Hypercholesterolemia is a disorder known for an excess of low-density lipoprotein (LDL) in your blood. Many people can treat it by making changes to their diet and adding exercise to their lifestyles. Others need to take medicine to bring their LDL level down to a normal level. These treatments lower your risk of heart attacks and strokes.
Hypercholesterolemia is a lipid disorder in which your low-density lipoprotein (LDL), or bad cholesterol, is too high. This makes fat collect in your arteries (atherosclerosis), which puts you at a higher risk of heart attack and stroke. Atherosclerosis is the main cause of cardiovascular disease, which is the reason for more deaths than anything else in the world.
What your provider considers hypercholesterolemia depends on your other risk factors for cardiovascular disease.
Providers classify all of these as high levels of low-density lipoprotein cholesterol:
Depending on your risk of a cardiovascular event, your target LDL-C level can range from 116 mg/dL to less than 70 mg/dL.
Risk factors include:
No. Hypercholesterolemia is a type of hyperlipidemia that focuses on high LDL-C. Hyperlipidemia includes various disorders that feature high levels of fat in your blood — not just LDL.

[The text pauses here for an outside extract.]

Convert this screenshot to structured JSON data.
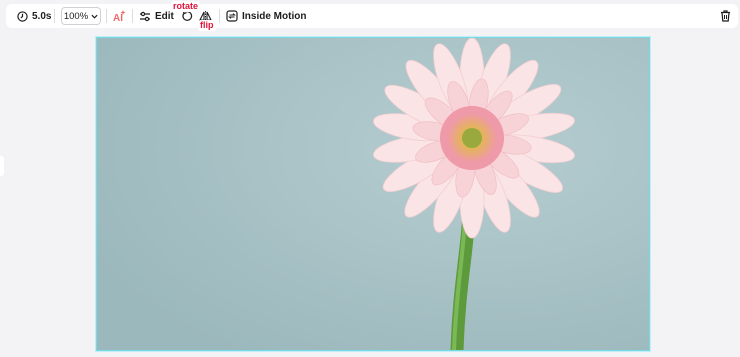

Cleveland Clinic is a non-profit academic medical center. Advertising on our site helps support our mission. We do not endorse non-Cleveland Clinic products or services. Policy
You’re more likely to have a high level of LDL-C if you’re:
Hypercholesterolemia is very common. About 1 out of every 20 people has hypercholesterolemia. Nearly 1/3 of American adults have high LDL-C.
Hypercholesterolemia can lead to cardiovascular issues, such as:
There are no symptoms of hypercholesterolemia in most people. However, if you have severe hypercholesterolemia, you may have cholesterol deposits on your eyelid skin (xanthelasma) or connective tissue (xanthoma). Also, you may have cholesterol in your eye. This is called a corneal arcus.
Hypercholesterolemia causes include:
Usually at your annual physical exam, your healthcare provider will:
Once your provider rules out other causes of your hypercholesterolemia, they can do genetic testing. If you have pure hypercholesterolemia (familial hypercholesterolemia), your provider may suggest genetic testing for your family.
Hypercholesterolemia treatment involves bringing down your LDL level to prevent heart disease.
You can do this in several ways:
To lower the amount of LDL in your blood, you can:
Hypercholesterolemia medications include:
Providers prescribe other medicines for people with familial hypercholesterolemia.
Every medicine has side effects, but the benefits of cholesterol-lowering drugs make them worth taking.
Side effects may include:
Once you’ve taken medicine for 8 to 12 weeks, your provider will do another lipid panel test to see if your results improve. If your numbers don’t improve, they may increase your dose, switch you to a different cholesterol-lowering medicine or prescribe a second medicine for you.
You can lower your risk with a healthy lifestyle that includes:
You’ll need to manage your high LDL for the rest of your life. However, once you make healthy habits part of your routine, you won’t need to give them much thought.
You can start small, like having one meatless dinner a week or taking a daily walk after dinner. You can buy foods that are low in saturated or trans fats so you always have healthy food on hand. Also, you can add variety to your plant-based diet by trying vegetables you’ve never eaten before.
If you don’t treat your hypercholesterolemia, you can develop atherosclerosis. This is an artery-blocking issue that can cause a heart attack or stroke.
If you start living a healthier lifestyle, you can bring down your LDL. Doing this also lowers your risk of heart attack and stroke. Many medical studies have found that people have a good outcome when they manage their hypercholesterolemia.
Since managing cholesterol is a lifelong effort, you’ll need to keep up your lifestyle changes and continue taking your medicine.
Keep going to regular checkups with your provider. They’ll want to know if:
Your provider can switch you to a different medication if you’re having a bad side effect. Also, they may want to check your cholesterol regularly to make sure it’s at a normal level.
A note from Cleveland Clinic
You’re not alone if you have a high level of LDL, which many call the “bad” cholesterol. Many people are dealing with this common problem. Your provider can be your ally in helping you get your LDL to a normal level. They can recommend ways to do it. If lifestyle changes don’t work, you can join the millions of people who take medicine to lower their cholesterol.
Last reviewed by a Cleveland Clinic medical professional on 08/01/2022.
Learn more about our editorial process.